Merali to blame for financial problems facing Spire Bank
Lewis Njoka @LewisNjoka
Industrialist Naushad Merali has been fingered for the financial troubles bedevilling Spire Bank after it emerged he withdrew Sh1.7 billion in 2016, shortly after selling 75 per cent of his shares in the bank to Mwalimu National Sacco.
This was followed by panic withdrawals by other depositors who feared they would lose access to their deposits should the bank collapse, leaving the bank in a weak financial position.
As of September 2020, deposits stood at Sh4.8 billion down from Sh14.3 billion in 2014.
Spire Bank is now fully owned by Mwalimu National Sacco having acquired 75 per cent from Merali in 2015 at a cost of Sh2.4 billion and the remaining 25 per cent in November last year at an undisclosed amount.
“Merali withdrew Sh1.7 billion in 2016,” said Mwalimu National Sacco chairman, Wellington Otiende.
Licking its wounds
Currently, the bank is in a weak financial position and is not fully compliant with some of the requirements by the Central Bank of Kenya, according to the bank’s Managing Director, Brian Kilonzo.
“We have a capital shortfall which needs to be rectified. The bank is not compliant in terms of capital ratios,” he said.
The two spoke when they appeared before the Senate Committee on Finance and Budget to shed light on the matter.
Now Mwalimu Sacco is licking its wounds as it tries to auction properties to boost its liquidity ratio and recover from losses from defaulters.
The lender is estimated to have more than 100 liquidation cases pending in court against defaulted loans.
“The bank has close to Sh1 billion assets being recovered by way of auction sales of collaterals,” said the lender said in its annual report.
It is these revelation that irked senators who termed Merali’s move as near criminal. “The health of the bank could have been predicated on the huge deposits there by Merali.
This is quasi-criminal. We need to have a thorough investigation of the auditors who conducted that due diligence” said Bungoma Senator, Moses Wetang’ula.
His views were echoed by nominated Senator Farhiya Hajji who said, the fact that there was only one big depositor and a few others should have come out as a risk during the audit.
Similarly, nominated Senator Roselyn Nyamunga, wondered how one depositor was allowed to withdraw all the resources leaving the bank struggling.
Ernst & Young carried out the financial health due diligence for Mwalimu National Sacco prior to acquiring the bank while Mose and Mose law firm carried out the legal bit of due diligence.

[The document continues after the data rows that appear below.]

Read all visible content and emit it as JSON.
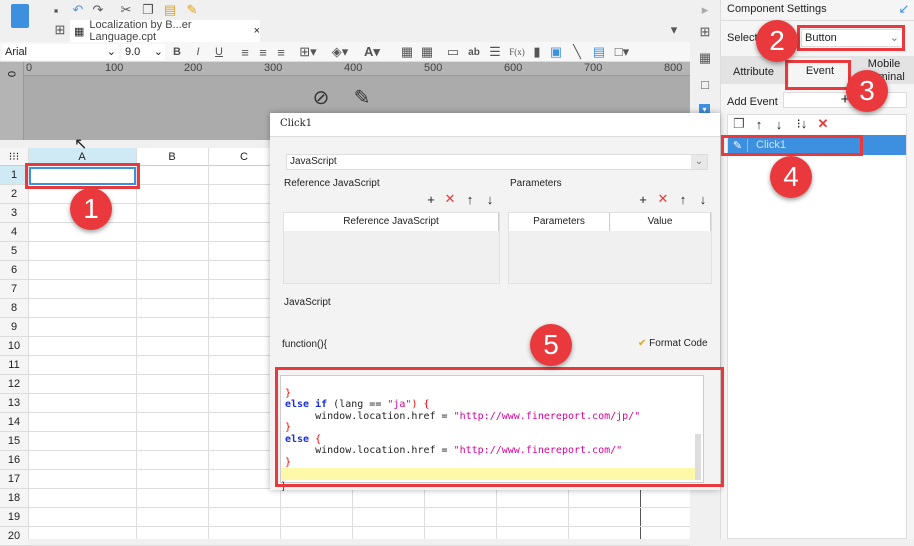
{
  "toolbar": {
    "file_tab": "Localization by B...er Language.cpt",
    "font": "Arial",
    "font_size": "9.0",
    "bold": "B",
    "italic": "I",
    "underline": "U",
    "ab": "ab",
    "formula": "F(x)"
  },
  "ruler": {
    "ticks": [
      "0",
      "100",
      "200",
      "300",
      "400",
      "500",
      "600",
      "700",
      "800"
    ],
    "vertical": "0"
  },
  "grid": {
    "columns": [
      "A",
      "B",
      "C"
    ],
    "rows": [
      "1",
      "2",
      "3",
      "4",
      "5",
      "6",
      "7",
      "8",
      "9",
      "10",
      "11",
      "12",
      "13",
      "14",
      "15",
      "16",
      "17",
      "18",
      "19",
      "20"
    ]
  },
  "dialog": {
    "title": "Click1",
    "type": "JavaScript",
    "ref_js_label": "Reference JavaScript",
    "ref_js_col": "Reference JavaScript",
    "params_label": "Parameters",
    "params_col": "Parameters",
    "value_col": "Value",
    "js_label": "JavaScript",
    "function_header": "function(){",
    "format_code": "Format Code",
    "code": {
      "l1": "}",
      "l2a": "else if",
      "l2b": " (lang == ",
      "l2c": "\"ja\"",
      "l2d": ") {",
      "l3a": "     window.location.href = ",
      "l3b": "\"http://www.finereport.com/jp/\"",
      "l4": "}",
      "l5a": "else",
      "l5b": " {",
      "l6a": "     window.location.href = ",
      "l6b": "\"http://www.finereport.com/\"",
      "l7": "}",
      "close": "}"
    }
  },
  "panel": {
    "title": "Component Settings",
    "select_label": "Select W",
    "widget": "Button",
    "tabs": [
      "Attribute",
      "Event",
      "Mobile Terminal"
    ],
    "add_event": "Add Event",
    "events": [
      "Click1"
    ]
  },
  "badges": [
    "1",
    "2",
    "3",
    "4",
    "5"
  ],
  "colors": {
    "accent": "#3d8fe0",
    "highlight": "#e9393c"
  }
}
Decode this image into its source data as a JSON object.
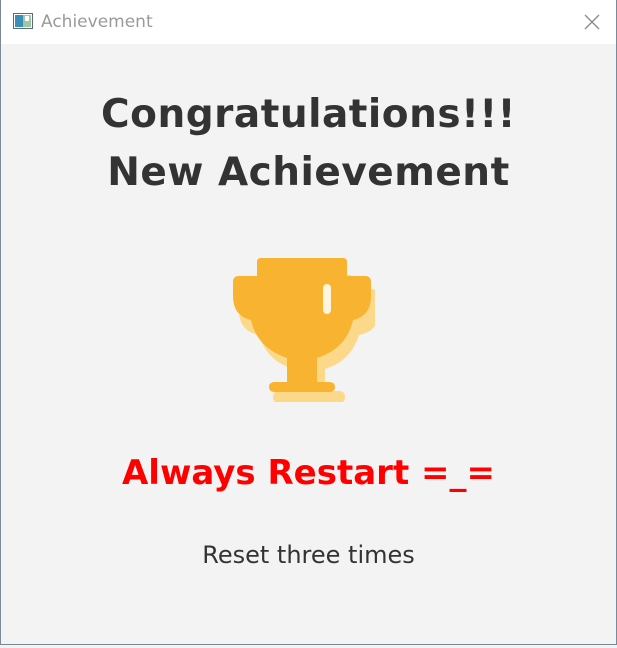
{
  "window": {
    "title": "Achievement",
    "app_icon": "app-window-icon",
    "close_icon": "close-icon"
  },
  "content": {
    "headline_line1": "Congratulations!!!",
    "headline_line2": "New Achievement",
    "icon": "trophy-icon",
    "achievement_name": "Always Restart =_=",
    "achievement_description": "Reset three times"
  },
  "colors": {
    "background": "#f3f3f3",
    "titlebar": "#ffffff",
    "trophy": "#f8b331",
    "trophy_shadow": "#fcd98a",
    "achievement_name": "#ff0000",
    "text": "#333333"
  }
}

To shore up its financial position, Spire Bank is in talks with four strategic investors and hopes to have brought onboard an investor by the end of this year, according to the bank’s chairman, David Ndegwa.
He, however, pointed out that securing an investor was not easy with three earlier prospects having quit the negotiations midway.
The move to acquire the remaining 25 per cent ownership of the poorly performing bank last year was widely seen as an attempt to make it easier to woo strategic investors. “These negotiations have proven to be extremely difficult,” said Ndegwa.
During the meeting, Mwalimu National Sacco allayed fears that the investment in Spire Bank had crippled it, saying it was giving loans totalling to between Sh70 million and Sh130 million daily.
This was in addition to paying Sh625 million in salaries. The sacco refuted claims that it borrowed Sh6 billion from DTB Bank to invest in the troubled instiution, saying the amount was to refinance an earlier loan with KCB Bank which charged an annual interest rate of 13 per cent compared to DTB’s 11.25 per cent.
“Mwalimu National Sacco is financially sound. We paid rebates to our members in March at the rate of 9.3 per totalling to over Sh3 billion,” Otiende said.
Spire Bank initially operated as Equatorial Commercial Bank, prior to its acquisition and eventual rebrand by Mwalimu Sacco.
Mwalimu Sacco’s acquisition of Spire bank had been opposed by various agencies until they gave their approvals in 2014.
The giant teachers’ Sacco finally edged out business tycoon Naushad Merali from the bank in a share-purchase deal deemed as the ticket for attracting deep pocketed investors with much-needed resources and expertise to turn around the loss-making third-tier lender.